Capitol Building in Hartford, Connecticut.

Two years ago, the Connecticut Legislature held hearings on a variety of bills that would have modified the state’s sex offender registry. Rather than adopt any change, because of the complexities of our sex offender laws the Legislature asked the state Sentencing Commission to study the effectiveness of the current sex offender registration requirements. The commission was to report back by 2018.

Under current law, when sex offenders have served their sentences and are released into the community, they must register on a public sex offender registry. The registration is for either 10 years or life, depending on the offense committed. The registry is operated by the state police.

In order to comply with the Legislature’s request, the commission set up a special subcommittee to study the effectiveness of the current registry. The subcommittee had representation from all the stakeholders, including state and local police, state attorney’s office, corrections, parole, judiciary, victims’ advocates, and others, a total of about 40 people.

After two years of study, including numerous public hearings and testimony by nationally known experts on treatment of sex offenders, as well as reports on how other states’ registries operate, with almost unanimous agreement the subcommittee produced a report recommending major changes to our sex offender registry laws. These changes would have resulted in a smaller, more focused and enforceable registry. Also, they would lessen the barriers to the offenders’ successful reintegration into the community. The 204-page report was adopted by the full Sentencing Commission and submitted to the Judiciary Committee of the Legislature in December 2017.

In the session that ended on May 9, the Judiciary Committee raised a bill to implement the proposed changes recommended in the report. The bill, HB 5578, had a public hearing. On the final day of the Judiciary Committee’s deadline for reporting out bills, HB 5578 was put on the committee’s agenda for action. The committee ran out of time before any action was taken, effectively killing the bill.

The current sex offender registry was established in 1998. It had less than 300 registrants. Thereafter, because half of new registrants are placed there for life, the registry grows each year and now contains over 5,300 names.
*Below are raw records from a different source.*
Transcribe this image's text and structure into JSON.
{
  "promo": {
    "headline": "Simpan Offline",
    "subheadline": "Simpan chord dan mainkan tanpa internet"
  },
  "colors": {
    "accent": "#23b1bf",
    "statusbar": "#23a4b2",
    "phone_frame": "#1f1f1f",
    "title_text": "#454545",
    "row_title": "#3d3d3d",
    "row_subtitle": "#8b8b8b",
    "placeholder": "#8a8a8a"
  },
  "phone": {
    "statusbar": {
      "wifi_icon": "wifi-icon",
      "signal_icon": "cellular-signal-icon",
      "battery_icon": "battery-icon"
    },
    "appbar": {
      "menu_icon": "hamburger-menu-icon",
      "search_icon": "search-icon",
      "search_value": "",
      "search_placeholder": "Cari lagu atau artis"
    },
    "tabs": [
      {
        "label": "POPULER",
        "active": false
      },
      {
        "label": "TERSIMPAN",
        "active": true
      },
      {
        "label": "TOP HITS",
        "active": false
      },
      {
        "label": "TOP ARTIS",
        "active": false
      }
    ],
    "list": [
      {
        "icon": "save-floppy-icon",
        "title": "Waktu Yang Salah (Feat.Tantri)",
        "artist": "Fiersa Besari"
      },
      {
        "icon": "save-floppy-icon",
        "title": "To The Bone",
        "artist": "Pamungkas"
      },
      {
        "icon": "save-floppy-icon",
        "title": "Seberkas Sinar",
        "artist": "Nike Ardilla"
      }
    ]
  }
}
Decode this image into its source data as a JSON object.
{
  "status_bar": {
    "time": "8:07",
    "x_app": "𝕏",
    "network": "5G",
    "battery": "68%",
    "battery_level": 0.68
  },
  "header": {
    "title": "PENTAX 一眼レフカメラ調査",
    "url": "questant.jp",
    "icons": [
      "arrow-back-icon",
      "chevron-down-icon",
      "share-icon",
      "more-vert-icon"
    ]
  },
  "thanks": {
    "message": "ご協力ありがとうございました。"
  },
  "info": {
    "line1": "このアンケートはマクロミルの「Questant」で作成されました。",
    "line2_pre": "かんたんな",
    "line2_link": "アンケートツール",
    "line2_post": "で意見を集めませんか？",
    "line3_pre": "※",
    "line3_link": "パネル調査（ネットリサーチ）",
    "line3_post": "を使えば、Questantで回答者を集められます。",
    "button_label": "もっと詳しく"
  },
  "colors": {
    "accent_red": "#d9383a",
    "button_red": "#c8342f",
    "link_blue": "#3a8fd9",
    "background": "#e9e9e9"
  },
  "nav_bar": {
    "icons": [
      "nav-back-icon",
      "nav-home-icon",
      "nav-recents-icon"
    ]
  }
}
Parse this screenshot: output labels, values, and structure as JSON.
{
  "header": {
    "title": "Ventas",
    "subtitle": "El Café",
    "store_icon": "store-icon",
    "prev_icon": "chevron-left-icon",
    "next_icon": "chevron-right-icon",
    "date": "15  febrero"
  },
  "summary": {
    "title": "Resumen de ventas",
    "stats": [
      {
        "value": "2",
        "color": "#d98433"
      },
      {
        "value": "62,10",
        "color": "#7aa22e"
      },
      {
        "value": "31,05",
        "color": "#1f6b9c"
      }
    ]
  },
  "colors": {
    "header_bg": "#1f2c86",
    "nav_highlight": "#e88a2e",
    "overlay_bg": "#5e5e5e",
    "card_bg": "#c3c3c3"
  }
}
Today virtually every town in the state has registered sex offenders. Hartford has over 700. Unfortunately, the registry doesn’t distinguish between high-risk offenders and low-risk offenders.

HB 5578 would have created a new board to evaluate each sex offender’s risk of reoffending, and set the length of time an offender would be on any registry. In addition, the bill would have established a registry for low-risk offenders, accessible to law enforcement only, thus reducing the number of offenders on the public registry. Currently Connecticut does not allow offenders to apply for removal from the registry, while virtually every other state does. HB 5578 would have established a procedure to obtain early removal or for placement on the law enforcement-only registry, on a showing that an offender has taken steps to reduce his risk to the community.

The most serious flaw with the current registry is that offenders were retroactively placed on the registry years after their conviction, arguably violating the ex post facto clause of Article 1 of the U.S. Constitution. Under current law, an individual is informed by the court at sentencing if he or she will be placed on the registry. However, when the current registry was established in 1998, it simply reached back at least 10 years, requiring anyone convicted of a sex crime after 1988 to be registered. Those pre-registry offenders were sentenced with no expectation of later being placed on a then nonexistent public registry. It is estimated that there are as many as 800 pre-registry offenders who were placed on the registry for life and who are still on the registry, 20 to 30 years later.

In every state there was much litigation about retroactive reach-back when sex-offender registries were first created. The issue was resolved in the case of Smith v. Doe, 538 U.S. 84 (2003). The U.S. Supreme Court held it was lawful to retroactively require offenders to be placed on a registry since such registries were intended to create only civil, nonpunitive programs to protect the public.

In recent years there have been a number of cases in which the courts are now holding that registration is, in fact, a penalty, and that it can’t be imposed retroactively. Courts in Michigan and Colorado have vacated their retroactive registration requirement. Last July, the Pennsylvania Supreme Court held that the registration requirement is punitive and cannot be applied retroactively. In all likelihood, if this matter were presented to the courts in Connecticut, there is a good chance that the courts would recognize the punitive nature of being on a registry and order a termination of such retroactive requirements.

Currently, the hundreds of individuals who were retroactively placed on the Connecticut public registry for life have been on the registry from 20 to 30 years since their release into the community. If they haven’t reoffended after this length of time, all the experts tell us it is highly unlikely they would reoffend now. HB 5578 would have allowed all of those individuals to earn a right to petition the court for removal from the registry, thus making it less difficult for them to reintegrate into the community.

Hopefully, the Sentencing Commission will resubmit its well-researched, broadly debated and carefully drafted proposal for reform to the registry again next year and it will be enacted by the Legislature.